President Donald Trump seems to have figured out a solution to the government shutdown: Just make everybody work for free.
Tagged With tsa
After three British men conspired to detonate liquid explosives aboard a transatlantic flight in 2006 — a plan thwarted weeks ahead of its execution — airports have cracked down on items travellers are allowed to carry through security, from bottled water to more recently introduced rules for smartphones and laptops.
But a new scanner introduced at New York’s John F. Kennedy International Airport signals a future where you might be able to leave things such as your MacBook and a bottle of water in your carry-on bag as you weave through security checkpoints.
There are plenty of people who still reminisce about the days before airport security checkpoints were a thing, when they could kiss loved ones at the gates and all of that junk. But soon, we're going to long for the days of more privacy: The TSA will soon make travellers tear apart carry-on bags at security.
Following a ban of in cabin electronic devices that are "larger than a smartphone" on flights entering the US from locations in eight majority-Muslim countries, it appears the White House wants to expand its curious policy. This morning, U.S. Homeland Security Secretary John Kelly told Fox News' Chris Wallace that he was considering applying the ban to all incoming international flights.
As of right this second, no one is allowed to bring a Samsung Galaxy Note 7 onto a flight in the United States because they can combust. The same is true of all four major Australian carriers, too. If you're travelling and haven't had a chance to exchange your phone yet, this is going to be a big pain.
Every airline claims it has a better solution for the logistical hellscape that is checked luggage, from fancy new RFID tags to charging $$$ to deter the practice entirely. But the only way to never lose a bag again is to completely automate the process. Which is exactly what this adorable robot is designed to do.
To help alleviate long lines at Atlanta's airport, Delta spent more than a million dollars to install a pair of new high-tech security lanes that can handle more passengers simultaneously. When even the airlines, who are happy to charge passengers extra to sit next to their family members, thinks the United States' TSA is doing a bad job, you know there's a problem.

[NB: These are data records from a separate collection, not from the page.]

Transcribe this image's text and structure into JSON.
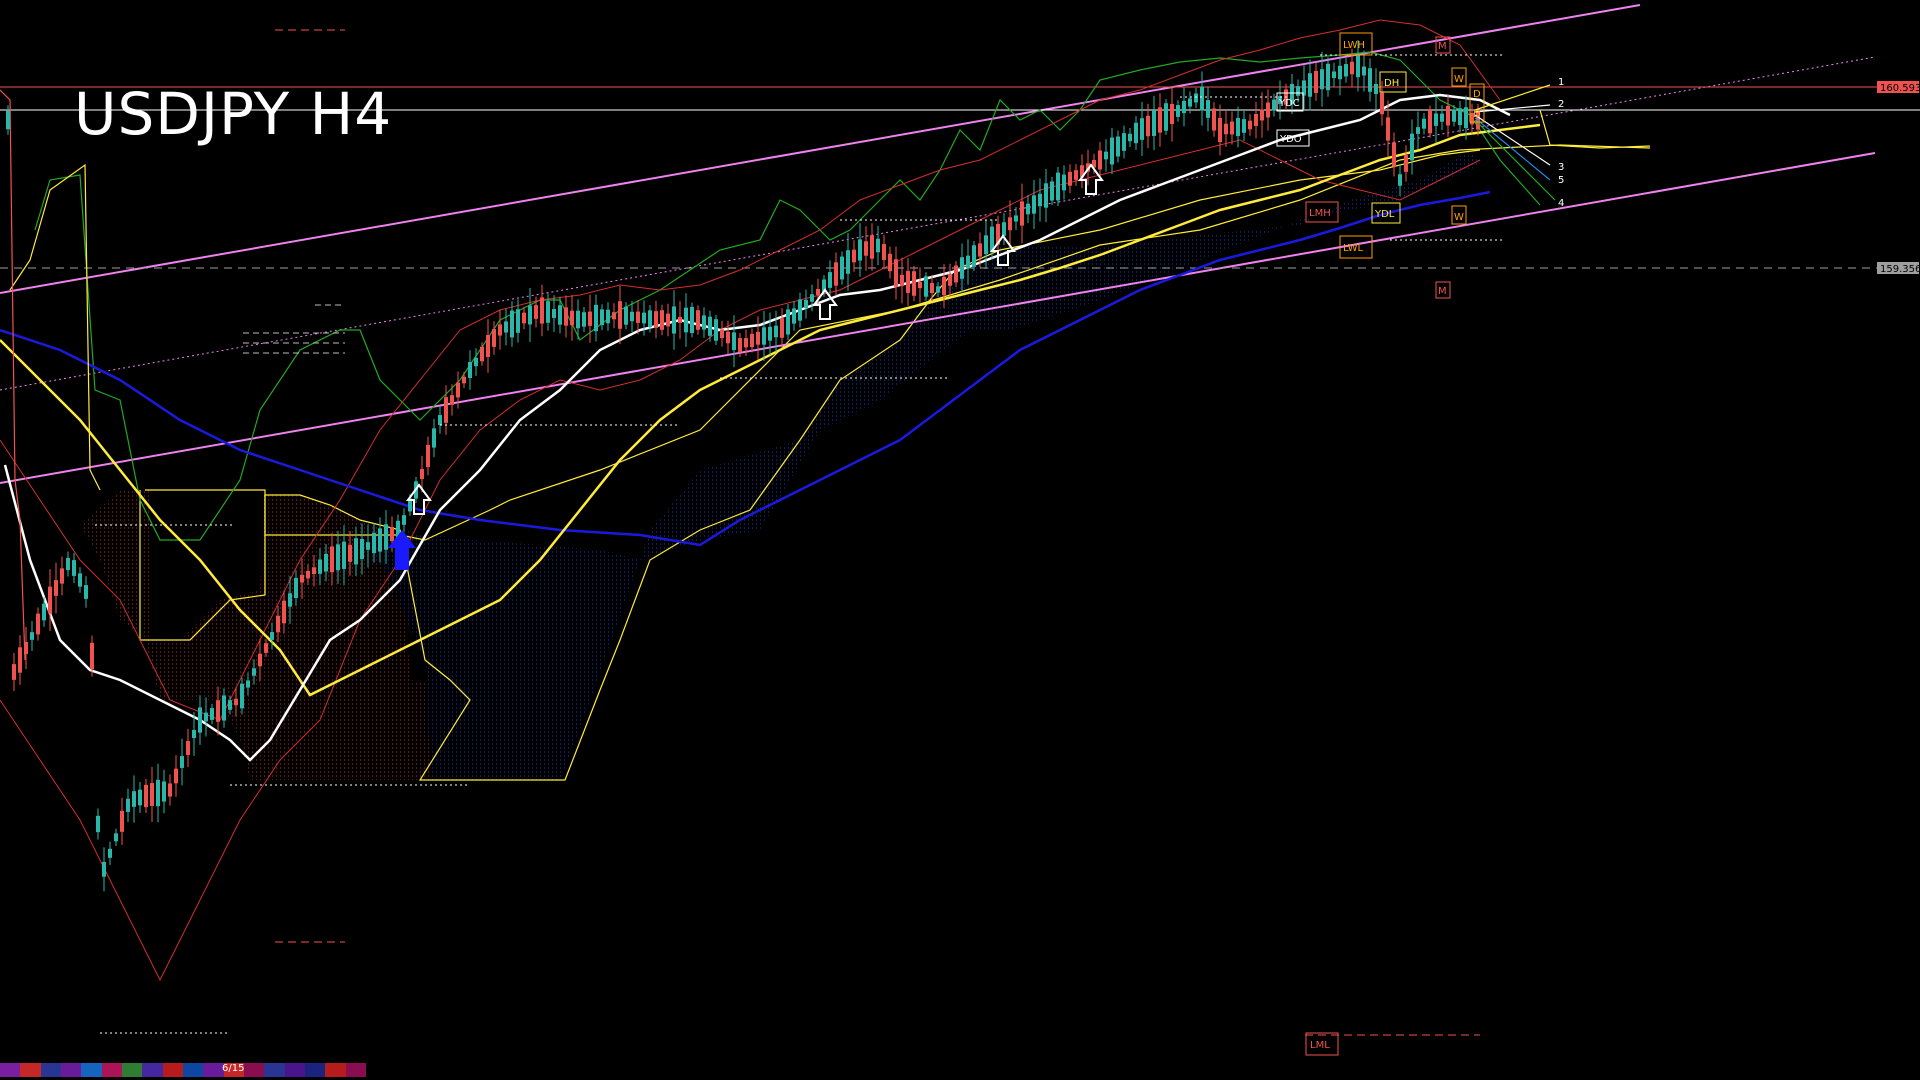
{
  "chart_title": "USDJPY H4",
  "chart_data": {
    "type": "line",
    "title": "USDJPY H4",
    "price_labels": [
      "160.593",
      "159.356"
    ],
    "level_numbers": [
      "1",
      "2",
      "3",
      "5",
      "4"
    ],
    "markers": [
      "LWH",
      "DH",
      "YDC",
      "YDO",
      "YDL",
      "LMH",
      "LWL",
      "LML",
      "M",
      "M",
      "W",
      "W",
      "D",
      "D"
    ],
    "bottom_label": "6/15"
  },
  "colors": {
    "background": "#000000",
    "bull_candle": "#2ab7a9",
    "bear_candle": "#ef5350",
    "ma_white": "#ffffff",
    "ma_yellow": "#ffeb3b",
    "ma_blue": "#1a1adf",
    "channel": "#ee82ee",
    "cloud_red": "#c62828",
    "cloud_blue": "#1e3cc8",
    "green_line": "#22aa22"
  }
}
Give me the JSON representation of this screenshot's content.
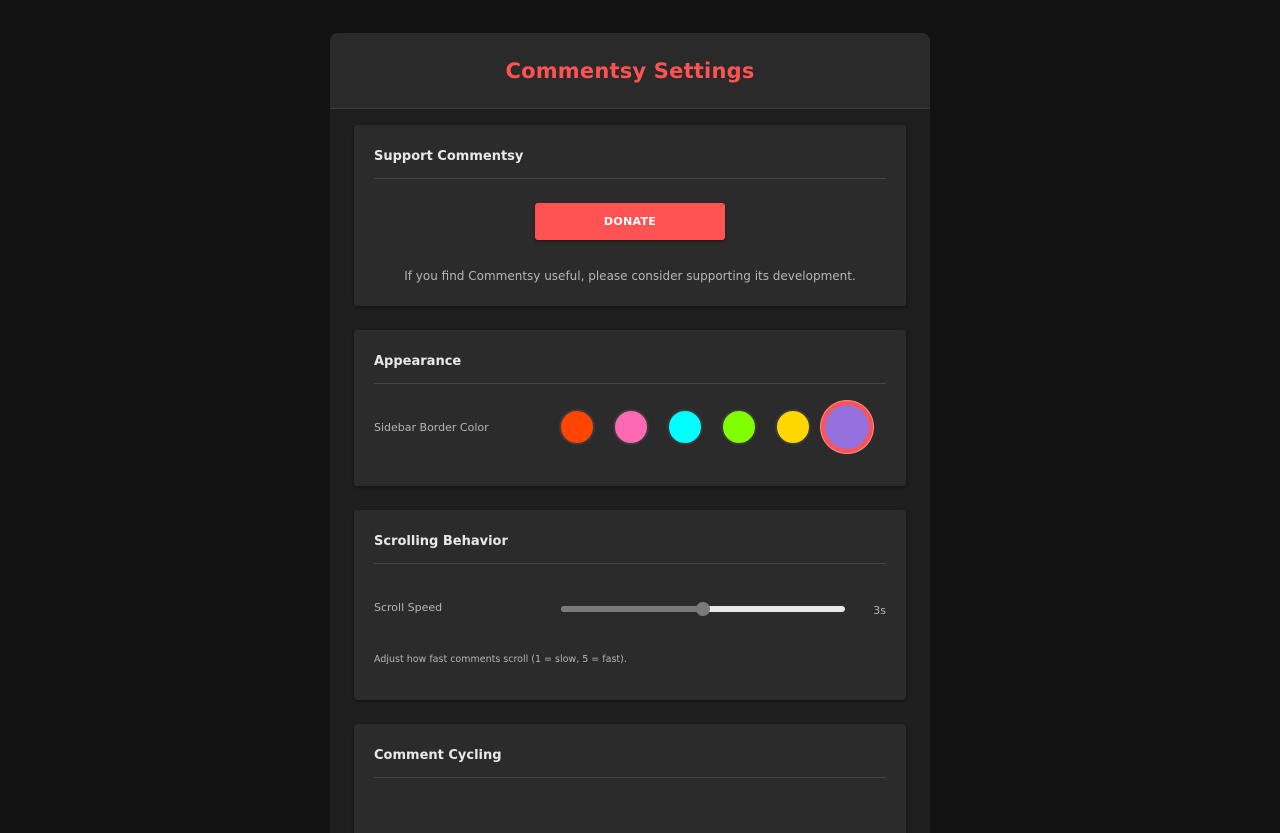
{
  "title": "Commentsy Settings",
  "colors": {
    "accent": "#ff5252",
    "background": "#121212",
    "panel": "#1e1e1e",
    "section": "#2b2b2b"
  },
  "support": {
    "heading": "Support Commentsy",
    "donate_label": "DONATE",
    "note": "If you find Commentsy useful, please consider supporting its development."
  },
  "appearance": {
    "heading": "Appearance",
    "border_color_label": "Sidebar Border Color",
    "swatches": [
      {
        "name": "orange-red",
        "color": "#ff4500",
        "selected": false
      },
      {
        "name": "pink",
        "color": "#ff69b4",
        "selected": false
      },
      {
        "name": "cyan",
        "color": "#00ffff",
        "selected": false
      },
      {
        "name": "lime",
        "color": "#7fff00",
        "selected": false
      },
      {
        "name": "gold",
        "color": "#ffd700",
        "selected": false
      },
      {
        "name": "purple",
        "color": "#9370db",
        "selected": true
      }
    ]
  },
  "scrolling": {
    "heading": "Scrolling Behavior",
    "speed_label": "Scroll Speed",
    "speed_min": 1,
    "speed_max": 5,
    "speed_value": 3,
    "speed_display": "3s",
    "help": "Adjust how fast comments scroll (1 = slow, 5 = fast)."
  },
  "cycling": {
    "heading": "Comment Cycling"
  }
}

"Scandal" might be too strong a word. But you'd the TSA would have been ashamed when hackers released 3D-printer files for its master keys, which can open any any TSA-recommended luggage lock. Does the TSA feel ashamed? Not even close.